— TO DO —
Only text belongs in your copy of the listing below; reproduce it exactly and leave out the pictures.

— MATERIAL SHOWN —
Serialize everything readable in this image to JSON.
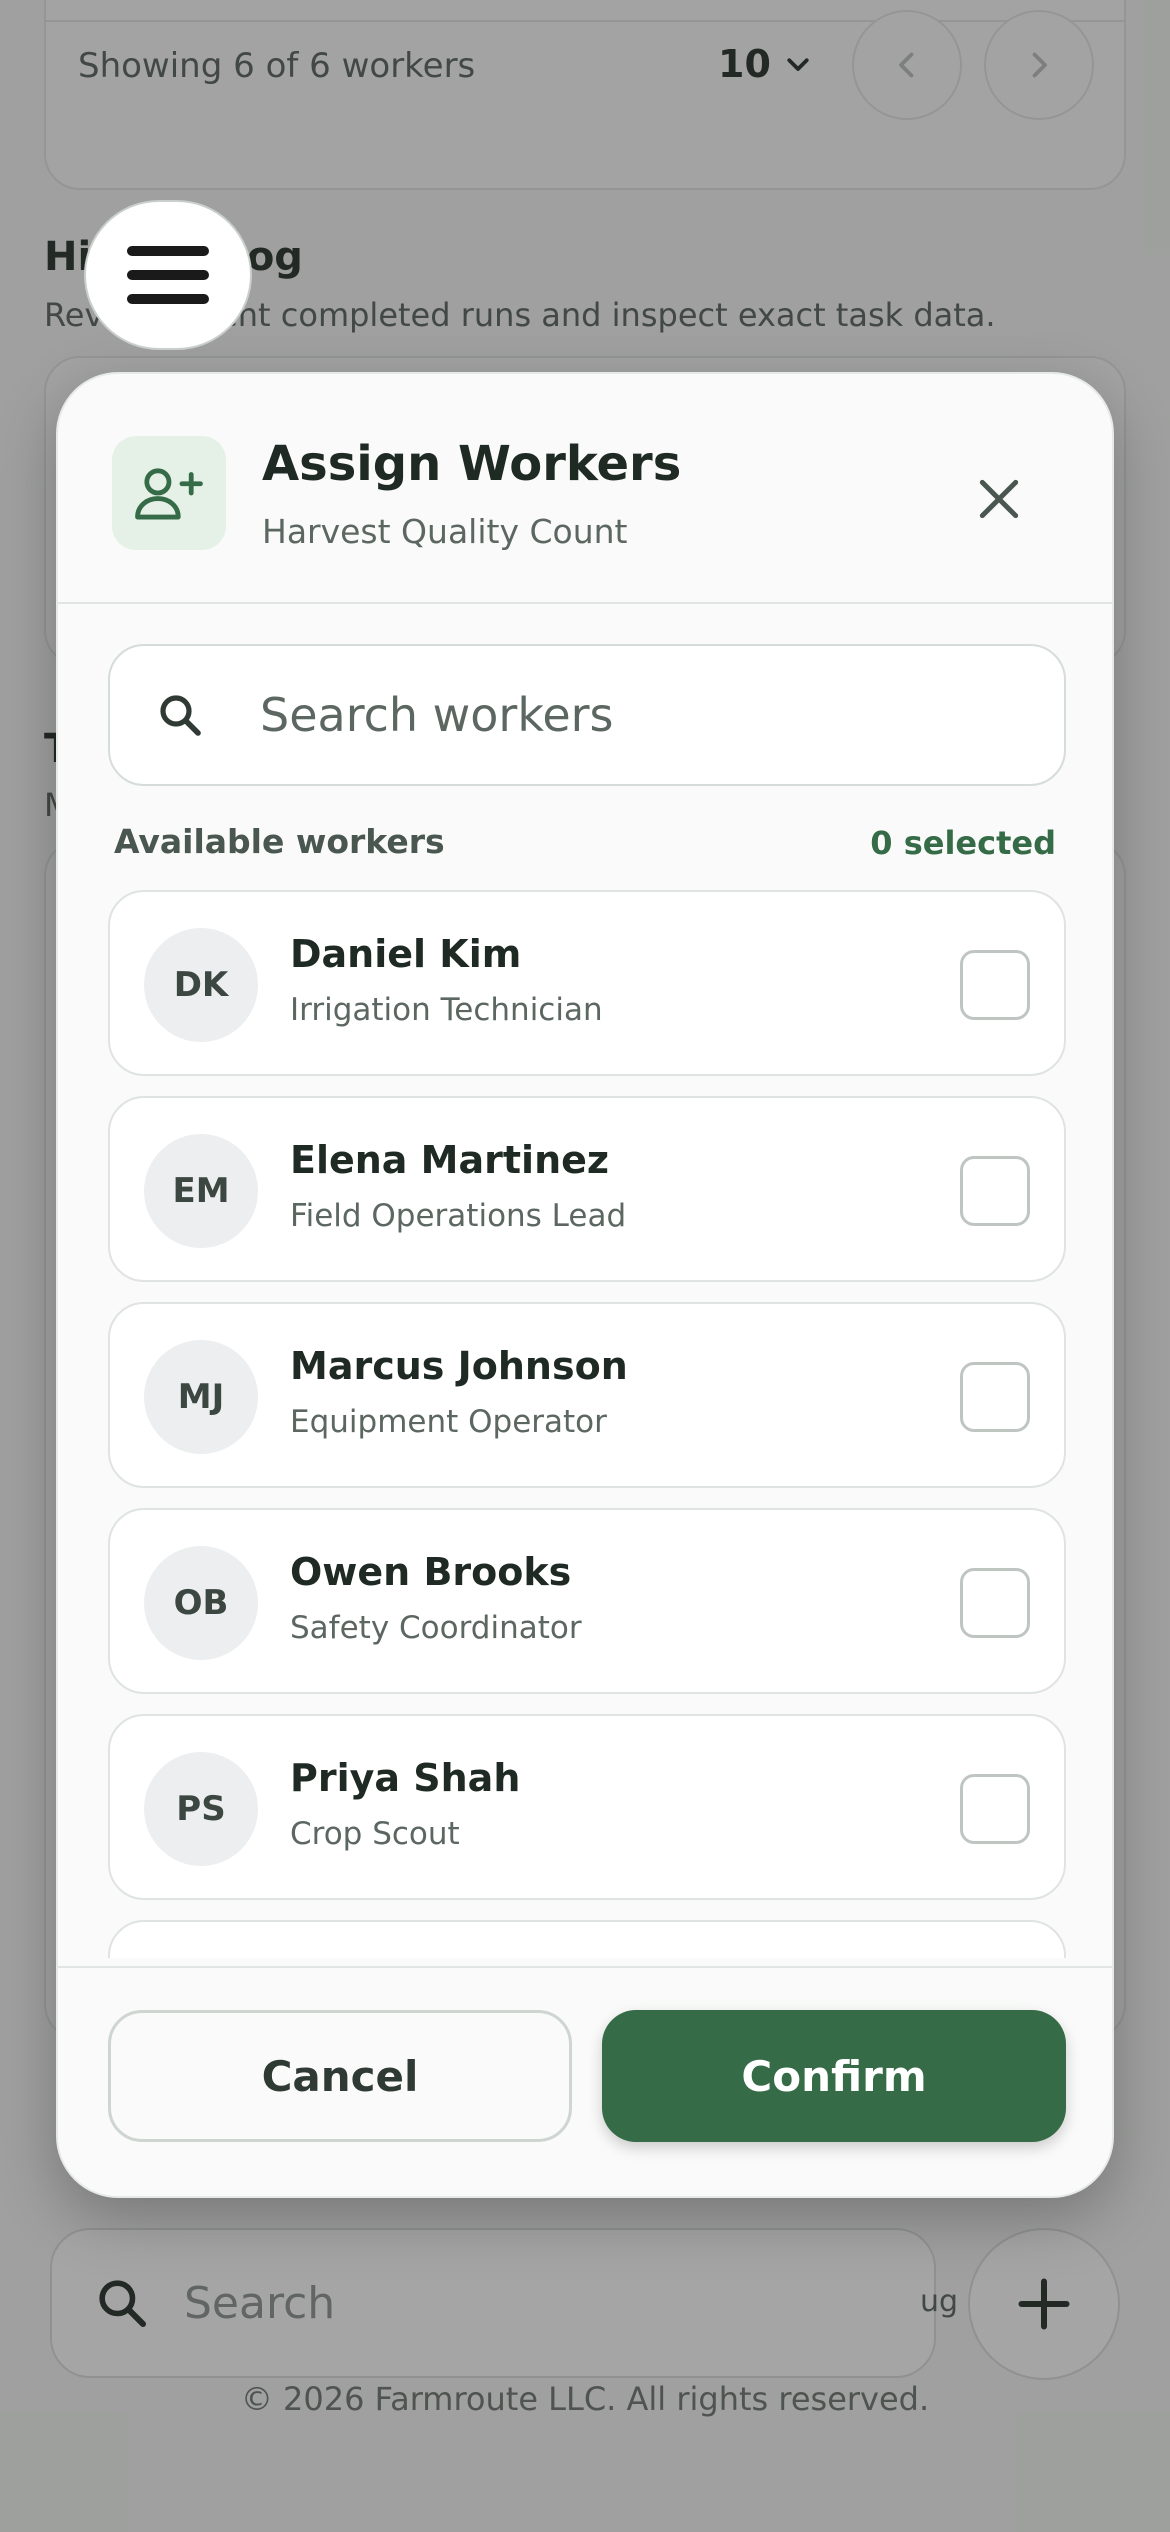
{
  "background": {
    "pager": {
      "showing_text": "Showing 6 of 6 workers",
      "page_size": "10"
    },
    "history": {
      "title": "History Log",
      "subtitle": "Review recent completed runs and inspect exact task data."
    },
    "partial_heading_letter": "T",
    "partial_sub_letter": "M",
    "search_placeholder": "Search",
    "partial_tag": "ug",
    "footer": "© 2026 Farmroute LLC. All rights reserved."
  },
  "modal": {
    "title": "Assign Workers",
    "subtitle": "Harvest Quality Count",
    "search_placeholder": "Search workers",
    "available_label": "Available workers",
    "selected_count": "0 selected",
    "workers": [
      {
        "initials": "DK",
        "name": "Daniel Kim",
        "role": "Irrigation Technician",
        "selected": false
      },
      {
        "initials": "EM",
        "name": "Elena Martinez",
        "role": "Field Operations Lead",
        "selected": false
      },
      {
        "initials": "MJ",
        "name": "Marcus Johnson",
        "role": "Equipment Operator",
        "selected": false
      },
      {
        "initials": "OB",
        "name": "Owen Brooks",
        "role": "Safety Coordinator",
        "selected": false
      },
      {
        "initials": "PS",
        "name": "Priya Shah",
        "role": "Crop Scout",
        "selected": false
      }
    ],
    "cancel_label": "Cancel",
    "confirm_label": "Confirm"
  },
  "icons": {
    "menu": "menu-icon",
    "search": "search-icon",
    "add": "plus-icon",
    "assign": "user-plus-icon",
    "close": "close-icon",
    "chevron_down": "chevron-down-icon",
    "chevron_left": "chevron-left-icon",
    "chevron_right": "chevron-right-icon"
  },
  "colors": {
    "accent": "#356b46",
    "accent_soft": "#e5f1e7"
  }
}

— TASK SOLUTION —
Serialize everything readable in this image to JSON.
{
  "background": {
    "pager": {
      "showing_text": "Showing 6 of 6 workers",
      "page_size": "10"
    },
    "history": {
      "title": "History Log",
      "subtitle": "Review recent completed runs and inspect exact task data."
    },
    "partial_heading_letter": "T",
    "partial_sub_letter": "M",
    "search_placeholder": "Search",
    "partial_tag": "ug",
    "footer": "© 2026 Farmroute LLC. All rights reserved."
  },
  "modal": {
    "title": "Assign Workers",
    "subtitle": "Harvest Quality Count",
    "search_placeholder": "Search workers",
    "available_label": "Available workers",
    "selected_count": "0 selected",
    "workers": [
      {
        "initials": "DK",
        "name": "Daniel Kim",
        "role": "Irrigation Technician",
        "selected": false
      },
      {
        "initials": "EM",
        "name": "Elena Martinez",
        "role": "Field Operations Lead",
        "selected": false
      },
      {
        "initials": "MJ",
        "name": "Marcus Johnson",
        "role": "Equipment Operator",
        "selected": false
      },
      {
        "initials": "OB",
        "name": "Owen Brooks",
        "role": "Safety Coordinator",
        "selected": false
      },
      {
        "initials": "PS",
        "name": "Priya Shah",
        "role": "Crop Scout",
        "selected": false
      }
    ],
    "cancel_label": "Cancel",
    "confirm_label": "Confirm"
  },
  "icons": {
    "menu": "menu-icon",
    "search": "search-icon",
    "add": "plus-icon",
    "assign": "user-plus-icon",
    "close": "close-icon",
    "chevron_down": "chevron-down-icon",
    "chevron_left": "chevron-left-icon",
    "chevron_right": "chevron-right-icon"
  },
  "colors": {
    "accent": "#356b46",
    "accent_soft": "#e5f1e7"
  }
}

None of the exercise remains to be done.